Update from Severn Trent:

Presumably words were had at the Severn Trent offices after the initial flurry of outrage last night as I woke up to the following tweets:

Severn Trent water: don’t promote the use of divination rods, but won’t condemn their technicians for using them.

Update from Anglian Water

I hadn’t planned to cover the updates for each water company, but Anglian Water has been particularly persistent in claiming that divination is an effective technique, so I thought I’d highlight their logical inconsistencies here:

Anglian Water were the only company I tweeted who sent me a defensive tweet. Nice to see that they care about science though.
“No, that’s silly”, say Anglian Water about six different divination practices. Water divination, on the other hand, is worth a try. After all, finding pipes is “very difficult”.
Sending out a technician to perform water divining “doesn’t cost money”, say Anglian Water. I feel sorry for their technicians; apparently they aren’t being paid for the hours they work on the job. Their response also assumes that divination is a last resort, which certainly wasn’t the case for either Severn Trent or Thames Water.
I honestly can’t tell if Anglian Water are just trolling with us now
“We’re not saying there is scientific evidence for this”. That’s good, because there isn’t any.
I’d like to point out here that James has a PhD in microbiology, and a Masters in extreme patience in the face of flippant customer service.
If the company reputation is threatened with evidence of wasting money and time on pseudoscience, just post a GIF telling everyone to calm down. This is their official Twitter account, remember.
Yorkshire Water, another company admitting to using divination, quietly supporting their fellow dowsers.
Seriously? The official Twitter account for Anglian water is describing their own techniques as “water magic”?
Although the title of the article reads “Why dowsing makes perfect sense”, the article itself contains lines such as “ Yet despite many anecdotal reports of success, dowsing has never been shown to work in controlled scientific tests” and concludes “ I am still slightly disappointed that the scientific explanation stands up so well”. The article is about the joy of fooling our brains and how easy it is to fall prey to confirmation bias. Sadly, Anglian Water seem to have misinterpreted this message.

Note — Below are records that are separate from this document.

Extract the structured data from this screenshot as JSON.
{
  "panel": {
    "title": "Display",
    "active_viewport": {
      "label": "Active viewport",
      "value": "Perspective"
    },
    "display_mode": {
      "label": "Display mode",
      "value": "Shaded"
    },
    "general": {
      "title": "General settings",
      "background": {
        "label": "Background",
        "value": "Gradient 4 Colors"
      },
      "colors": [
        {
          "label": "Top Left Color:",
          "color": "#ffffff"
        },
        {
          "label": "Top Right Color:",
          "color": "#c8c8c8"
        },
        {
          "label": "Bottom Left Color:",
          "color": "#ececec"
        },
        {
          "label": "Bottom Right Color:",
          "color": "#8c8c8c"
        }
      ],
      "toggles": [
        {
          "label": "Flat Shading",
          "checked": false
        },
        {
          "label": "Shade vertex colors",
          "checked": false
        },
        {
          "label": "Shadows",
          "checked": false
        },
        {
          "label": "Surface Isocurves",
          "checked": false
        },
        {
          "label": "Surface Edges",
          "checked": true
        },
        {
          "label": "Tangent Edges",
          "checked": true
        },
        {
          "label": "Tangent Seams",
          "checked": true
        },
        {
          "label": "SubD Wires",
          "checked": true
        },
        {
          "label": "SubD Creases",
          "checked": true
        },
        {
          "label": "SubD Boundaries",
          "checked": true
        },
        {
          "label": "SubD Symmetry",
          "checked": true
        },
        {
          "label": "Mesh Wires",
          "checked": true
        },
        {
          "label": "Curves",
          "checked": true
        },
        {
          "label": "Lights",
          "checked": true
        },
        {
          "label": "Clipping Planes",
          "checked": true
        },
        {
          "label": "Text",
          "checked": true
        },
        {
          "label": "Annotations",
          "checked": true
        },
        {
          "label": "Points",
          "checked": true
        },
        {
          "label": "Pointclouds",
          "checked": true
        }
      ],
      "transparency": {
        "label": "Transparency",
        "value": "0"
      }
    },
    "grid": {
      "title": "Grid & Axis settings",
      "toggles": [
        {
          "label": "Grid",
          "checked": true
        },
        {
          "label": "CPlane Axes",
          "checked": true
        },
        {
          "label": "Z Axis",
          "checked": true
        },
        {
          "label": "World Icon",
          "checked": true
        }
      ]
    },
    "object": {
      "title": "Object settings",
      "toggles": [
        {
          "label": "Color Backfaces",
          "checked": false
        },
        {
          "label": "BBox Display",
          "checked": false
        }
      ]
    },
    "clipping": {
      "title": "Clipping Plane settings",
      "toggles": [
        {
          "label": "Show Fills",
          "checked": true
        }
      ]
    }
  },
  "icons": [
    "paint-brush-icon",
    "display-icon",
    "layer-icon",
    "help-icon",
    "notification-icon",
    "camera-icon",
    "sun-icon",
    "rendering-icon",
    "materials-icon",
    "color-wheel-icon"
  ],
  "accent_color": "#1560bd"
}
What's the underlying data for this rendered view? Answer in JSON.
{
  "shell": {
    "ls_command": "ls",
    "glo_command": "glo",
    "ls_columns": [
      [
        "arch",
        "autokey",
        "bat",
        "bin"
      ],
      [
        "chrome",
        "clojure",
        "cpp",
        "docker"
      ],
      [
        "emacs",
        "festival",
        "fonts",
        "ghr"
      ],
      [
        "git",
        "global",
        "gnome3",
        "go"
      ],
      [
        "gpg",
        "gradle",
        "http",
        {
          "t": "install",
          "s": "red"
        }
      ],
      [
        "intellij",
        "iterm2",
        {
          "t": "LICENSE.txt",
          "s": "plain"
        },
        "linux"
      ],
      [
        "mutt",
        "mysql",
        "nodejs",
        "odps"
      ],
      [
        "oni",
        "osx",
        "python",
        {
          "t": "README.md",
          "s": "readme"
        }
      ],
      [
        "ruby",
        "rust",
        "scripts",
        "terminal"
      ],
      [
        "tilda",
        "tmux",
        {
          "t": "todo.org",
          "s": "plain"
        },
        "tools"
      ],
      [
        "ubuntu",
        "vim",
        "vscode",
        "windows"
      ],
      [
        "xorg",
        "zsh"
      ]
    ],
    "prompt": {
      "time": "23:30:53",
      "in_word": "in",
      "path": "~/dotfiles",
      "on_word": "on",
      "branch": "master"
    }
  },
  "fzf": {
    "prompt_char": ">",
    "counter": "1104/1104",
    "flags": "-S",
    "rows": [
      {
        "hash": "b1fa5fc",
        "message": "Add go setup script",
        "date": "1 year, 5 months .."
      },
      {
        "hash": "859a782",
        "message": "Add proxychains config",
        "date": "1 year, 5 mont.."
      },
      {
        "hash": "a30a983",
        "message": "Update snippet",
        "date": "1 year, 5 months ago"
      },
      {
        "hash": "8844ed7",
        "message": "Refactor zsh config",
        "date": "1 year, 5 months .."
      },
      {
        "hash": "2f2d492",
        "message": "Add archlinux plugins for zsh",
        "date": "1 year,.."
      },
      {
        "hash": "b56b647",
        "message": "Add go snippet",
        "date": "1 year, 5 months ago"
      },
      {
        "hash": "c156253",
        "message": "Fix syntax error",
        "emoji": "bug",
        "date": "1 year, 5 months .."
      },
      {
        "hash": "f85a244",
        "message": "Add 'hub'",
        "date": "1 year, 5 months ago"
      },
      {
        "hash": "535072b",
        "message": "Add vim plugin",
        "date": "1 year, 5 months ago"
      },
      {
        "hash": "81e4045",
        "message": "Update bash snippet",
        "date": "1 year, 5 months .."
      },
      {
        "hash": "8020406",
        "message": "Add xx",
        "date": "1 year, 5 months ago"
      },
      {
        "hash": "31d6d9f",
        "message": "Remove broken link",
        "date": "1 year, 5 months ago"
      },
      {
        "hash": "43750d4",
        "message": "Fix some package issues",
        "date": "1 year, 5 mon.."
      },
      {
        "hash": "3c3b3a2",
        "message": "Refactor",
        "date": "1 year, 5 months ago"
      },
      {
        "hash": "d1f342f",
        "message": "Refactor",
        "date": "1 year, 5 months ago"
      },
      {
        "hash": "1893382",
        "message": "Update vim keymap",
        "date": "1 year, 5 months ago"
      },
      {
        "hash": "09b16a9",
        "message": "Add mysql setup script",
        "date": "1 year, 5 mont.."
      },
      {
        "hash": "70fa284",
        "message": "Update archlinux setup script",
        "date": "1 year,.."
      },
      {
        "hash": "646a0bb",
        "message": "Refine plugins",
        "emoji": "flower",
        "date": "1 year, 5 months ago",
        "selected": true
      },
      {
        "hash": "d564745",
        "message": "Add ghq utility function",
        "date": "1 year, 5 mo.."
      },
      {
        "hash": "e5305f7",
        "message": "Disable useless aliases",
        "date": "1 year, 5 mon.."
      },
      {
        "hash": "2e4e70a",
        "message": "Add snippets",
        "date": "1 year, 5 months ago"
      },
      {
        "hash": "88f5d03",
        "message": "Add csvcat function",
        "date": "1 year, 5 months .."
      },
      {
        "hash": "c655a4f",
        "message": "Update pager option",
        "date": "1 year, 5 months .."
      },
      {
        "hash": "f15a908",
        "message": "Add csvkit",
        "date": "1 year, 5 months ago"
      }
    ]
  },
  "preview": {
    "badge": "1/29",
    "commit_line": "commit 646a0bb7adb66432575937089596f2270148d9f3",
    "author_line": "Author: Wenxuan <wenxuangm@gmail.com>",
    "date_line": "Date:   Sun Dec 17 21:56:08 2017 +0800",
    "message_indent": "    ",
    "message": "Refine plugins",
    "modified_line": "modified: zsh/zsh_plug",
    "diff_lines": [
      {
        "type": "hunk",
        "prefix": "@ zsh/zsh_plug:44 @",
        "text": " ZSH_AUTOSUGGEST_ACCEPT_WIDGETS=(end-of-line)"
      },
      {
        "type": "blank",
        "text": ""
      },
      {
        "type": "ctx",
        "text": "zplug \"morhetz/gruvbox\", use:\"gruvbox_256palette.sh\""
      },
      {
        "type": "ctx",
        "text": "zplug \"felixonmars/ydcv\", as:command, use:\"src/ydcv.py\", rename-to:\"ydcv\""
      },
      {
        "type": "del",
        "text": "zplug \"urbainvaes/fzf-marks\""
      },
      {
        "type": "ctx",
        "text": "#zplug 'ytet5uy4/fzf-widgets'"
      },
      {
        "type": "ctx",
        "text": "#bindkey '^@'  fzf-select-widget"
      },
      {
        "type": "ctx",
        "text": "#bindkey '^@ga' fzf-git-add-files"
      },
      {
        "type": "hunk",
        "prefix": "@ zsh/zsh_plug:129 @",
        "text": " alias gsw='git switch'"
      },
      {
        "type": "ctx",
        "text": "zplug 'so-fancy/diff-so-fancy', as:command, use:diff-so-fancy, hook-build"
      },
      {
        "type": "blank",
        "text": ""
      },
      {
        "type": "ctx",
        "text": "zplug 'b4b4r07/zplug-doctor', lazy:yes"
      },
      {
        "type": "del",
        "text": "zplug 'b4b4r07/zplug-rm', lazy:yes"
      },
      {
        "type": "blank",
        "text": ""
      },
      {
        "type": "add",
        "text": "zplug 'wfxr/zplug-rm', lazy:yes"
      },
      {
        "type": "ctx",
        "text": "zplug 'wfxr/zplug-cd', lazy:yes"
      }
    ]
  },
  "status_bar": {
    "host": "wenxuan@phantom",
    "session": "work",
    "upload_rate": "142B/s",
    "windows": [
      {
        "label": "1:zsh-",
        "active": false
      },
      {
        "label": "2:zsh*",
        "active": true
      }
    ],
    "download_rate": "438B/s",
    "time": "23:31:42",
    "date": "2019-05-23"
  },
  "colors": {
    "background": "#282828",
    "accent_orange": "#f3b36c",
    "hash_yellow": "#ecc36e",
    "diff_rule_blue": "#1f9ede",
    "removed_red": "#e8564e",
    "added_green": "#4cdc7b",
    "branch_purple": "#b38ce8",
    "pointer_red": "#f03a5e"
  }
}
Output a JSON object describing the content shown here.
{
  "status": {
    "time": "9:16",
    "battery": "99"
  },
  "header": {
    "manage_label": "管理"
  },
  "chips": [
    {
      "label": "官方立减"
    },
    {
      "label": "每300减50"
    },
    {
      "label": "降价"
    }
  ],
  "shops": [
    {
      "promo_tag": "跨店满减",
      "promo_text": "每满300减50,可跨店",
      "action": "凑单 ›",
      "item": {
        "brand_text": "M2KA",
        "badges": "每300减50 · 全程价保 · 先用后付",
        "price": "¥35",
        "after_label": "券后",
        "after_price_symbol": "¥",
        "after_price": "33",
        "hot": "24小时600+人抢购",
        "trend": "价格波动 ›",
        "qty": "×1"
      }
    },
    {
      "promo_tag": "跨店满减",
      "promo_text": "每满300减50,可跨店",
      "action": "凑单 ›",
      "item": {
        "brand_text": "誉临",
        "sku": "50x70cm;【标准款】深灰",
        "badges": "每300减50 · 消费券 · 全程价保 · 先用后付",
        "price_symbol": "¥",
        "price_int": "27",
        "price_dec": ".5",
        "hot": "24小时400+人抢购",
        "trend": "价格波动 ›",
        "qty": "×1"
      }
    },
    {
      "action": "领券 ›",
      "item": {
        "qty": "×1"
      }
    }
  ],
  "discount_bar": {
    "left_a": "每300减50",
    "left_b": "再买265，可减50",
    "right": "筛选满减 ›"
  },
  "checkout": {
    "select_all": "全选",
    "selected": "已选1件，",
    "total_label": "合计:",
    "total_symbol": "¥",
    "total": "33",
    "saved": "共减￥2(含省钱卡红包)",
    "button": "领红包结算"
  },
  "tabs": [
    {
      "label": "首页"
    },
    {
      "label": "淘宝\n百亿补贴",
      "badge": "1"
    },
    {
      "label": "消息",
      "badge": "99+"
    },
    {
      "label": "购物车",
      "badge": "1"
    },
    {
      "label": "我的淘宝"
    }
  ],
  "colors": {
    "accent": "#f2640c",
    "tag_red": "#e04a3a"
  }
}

Smaller UK water companies

Whilst the twelve companies questioned above account for the majority of the water coverage in the UK, according to Wikipedia, there are fourteen other smaller water companies in England and Wales. Once again, I asked them (or at least those with a Twitter account) whether or not they use divination or dowsing techniques as part of their practice.

Suspicious folk may point out that these smaller companies may have been alerted to this very article and the ensuing media coverage, and so may be inclined to be less than truthful on Twitter. However, I am not a proper investigative journalist and instead I really should be spending my time on my PhD, and therefore I am willing to take their claims at face value.

Affinity Water: do not use divination

Albion Water: no reply yet

Bristol Water: do not use divination

Essex and Suffolk Water: confirmed

Hartlepool Water: no reply yet

Portsmouth Water: do not use divination

South East Water: do not use divination

South Staffordshire Water: confirmed

Do not have a Twitter account:

Bournemouth Water

Cambridge Water Company

Cholderton and District Water Company

Dee Valley Water

Sutton and East Surrey Water

Youlgrave Waterworks

One clap, two clap, three clap, forty?

By clapping more or less, you can signal to us which stories really stand out.